*Exercise objective*
Run through the records and show each line that includes the string "this".

[Dataset excerpts]
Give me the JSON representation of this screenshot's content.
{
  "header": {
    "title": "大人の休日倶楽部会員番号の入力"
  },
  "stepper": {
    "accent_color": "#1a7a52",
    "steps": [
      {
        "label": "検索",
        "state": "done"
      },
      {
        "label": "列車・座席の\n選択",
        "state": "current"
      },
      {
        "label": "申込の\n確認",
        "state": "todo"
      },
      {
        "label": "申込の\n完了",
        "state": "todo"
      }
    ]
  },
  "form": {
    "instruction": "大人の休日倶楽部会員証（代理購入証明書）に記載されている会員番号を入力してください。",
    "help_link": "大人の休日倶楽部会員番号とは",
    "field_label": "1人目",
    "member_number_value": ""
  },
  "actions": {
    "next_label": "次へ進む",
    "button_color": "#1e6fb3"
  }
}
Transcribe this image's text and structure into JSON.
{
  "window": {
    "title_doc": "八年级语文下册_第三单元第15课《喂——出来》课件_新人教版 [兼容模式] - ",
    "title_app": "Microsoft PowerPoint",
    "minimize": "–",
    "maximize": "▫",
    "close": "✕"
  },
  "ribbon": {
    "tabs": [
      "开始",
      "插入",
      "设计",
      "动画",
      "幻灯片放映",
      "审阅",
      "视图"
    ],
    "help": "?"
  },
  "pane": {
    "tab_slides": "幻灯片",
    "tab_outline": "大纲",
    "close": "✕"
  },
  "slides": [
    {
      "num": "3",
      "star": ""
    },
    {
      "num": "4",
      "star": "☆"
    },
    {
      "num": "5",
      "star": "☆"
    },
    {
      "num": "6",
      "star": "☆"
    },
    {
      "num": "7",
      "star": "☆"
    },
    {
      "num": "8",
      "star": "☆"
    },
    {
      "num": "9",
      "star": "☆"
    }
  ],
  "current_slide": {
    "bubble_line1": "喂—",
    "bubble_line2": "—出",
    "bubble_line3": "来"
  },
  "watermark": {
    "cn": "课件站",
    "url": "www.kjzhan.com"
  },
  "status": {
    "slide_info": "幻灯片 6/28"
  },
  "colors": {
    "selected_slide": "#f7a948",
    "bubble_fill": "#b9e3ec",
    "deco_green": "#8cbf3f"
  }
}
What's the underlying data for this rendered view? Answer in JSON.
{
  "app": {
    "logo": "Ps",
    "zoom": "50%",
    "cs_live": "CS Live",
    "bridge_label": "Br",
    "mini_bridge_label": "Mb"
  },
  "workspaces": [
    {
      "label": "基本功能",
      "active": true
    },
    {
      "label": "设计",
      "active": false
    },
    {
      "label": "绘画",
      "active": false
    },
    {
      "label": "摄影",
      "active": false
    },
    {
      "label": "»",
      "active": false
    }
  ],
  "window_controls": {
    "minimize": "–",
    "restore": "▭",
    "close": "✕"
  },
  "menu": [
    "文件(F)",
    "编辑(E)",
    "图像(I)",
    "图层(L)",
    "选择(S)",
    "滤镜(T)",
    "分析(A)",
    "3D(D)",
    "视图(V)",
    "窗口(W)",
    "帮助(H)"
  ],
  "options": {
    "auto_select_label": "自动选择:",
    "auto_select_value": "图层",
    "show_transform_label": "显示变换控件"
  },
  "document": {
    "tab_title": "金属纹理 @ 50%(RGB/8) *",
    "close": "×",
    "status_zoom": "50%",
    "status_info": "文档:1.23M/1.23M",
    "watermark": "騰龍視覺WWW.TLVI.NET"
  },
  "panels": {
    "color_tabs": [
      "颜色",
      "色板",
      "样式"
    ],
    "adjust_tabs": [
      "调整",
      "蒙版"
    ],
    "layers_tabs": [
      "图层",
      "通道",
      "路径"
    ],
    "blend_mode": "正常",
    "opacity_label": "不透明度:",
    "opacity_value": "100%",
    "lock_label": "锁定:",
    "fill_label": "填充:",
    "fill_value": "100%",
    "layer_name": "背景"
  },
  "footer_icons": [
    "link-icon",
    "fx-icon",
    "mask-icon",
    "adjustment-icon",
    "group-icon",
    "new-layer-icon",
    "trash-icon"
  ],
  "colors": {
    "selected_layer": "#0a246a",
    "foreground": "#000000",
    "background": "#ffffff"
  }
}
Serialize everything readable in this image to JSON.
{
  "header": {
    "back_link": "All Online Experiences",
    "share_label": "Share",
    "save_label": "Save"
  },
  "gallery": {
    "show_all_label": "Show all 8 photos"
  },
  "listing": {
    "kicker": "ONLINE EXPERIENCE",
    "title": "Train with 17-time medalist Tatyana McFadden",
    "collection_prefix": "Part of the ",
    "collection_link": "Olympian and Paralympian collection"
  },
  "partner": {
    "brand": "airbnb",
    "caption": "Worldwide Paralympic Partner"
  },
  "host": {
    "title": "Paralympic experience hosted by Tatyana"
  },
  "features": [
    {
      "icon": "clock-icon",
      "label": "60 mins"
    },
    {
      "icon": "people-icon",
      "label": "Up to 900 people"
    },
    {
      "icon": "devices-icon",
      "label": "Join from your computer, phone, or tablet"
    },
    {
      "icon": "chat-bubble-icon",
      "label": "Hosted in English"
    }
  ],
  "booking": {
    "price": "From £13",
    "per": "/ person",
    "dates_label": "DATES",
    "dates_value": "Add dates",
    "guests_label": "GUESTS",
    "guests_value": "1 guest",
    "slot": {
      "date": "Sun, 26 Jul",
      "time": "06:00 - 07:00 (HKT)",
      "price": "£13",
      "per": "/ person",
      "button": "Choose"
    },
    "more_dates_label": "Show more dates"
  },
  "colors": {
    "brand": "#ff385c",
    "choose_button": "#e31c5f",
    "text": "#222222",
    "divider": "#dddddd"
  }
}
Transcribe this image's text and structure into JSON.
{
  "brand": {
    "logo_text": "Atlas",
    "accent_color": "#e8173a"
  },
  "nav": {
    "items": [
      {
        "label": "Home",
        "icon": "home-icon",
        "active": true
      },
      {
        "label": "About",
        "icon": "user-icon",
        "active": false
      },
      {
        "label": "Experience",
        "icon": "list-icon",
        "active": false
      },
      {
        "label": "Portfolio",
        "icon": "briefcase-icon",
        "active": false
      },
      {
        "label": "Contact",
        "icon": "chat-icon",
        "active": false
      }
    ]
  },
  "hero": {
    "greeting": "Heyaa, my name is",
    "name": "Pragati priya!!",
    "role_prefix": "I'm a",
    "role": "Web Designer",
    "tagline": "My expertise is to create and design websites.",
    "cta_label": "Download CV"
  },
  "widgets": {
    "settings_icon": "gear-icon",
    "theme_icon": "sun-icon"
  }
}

*Exercise output*
Give me the JSON representation of this screenshot's content.
Transcribe this image's text and structure into JSON.
What's the underlying data for this rendered view? Answer in JSON.
Serialize everything readable in this image to JSON.
Transcribe this image's text and structure into JSON.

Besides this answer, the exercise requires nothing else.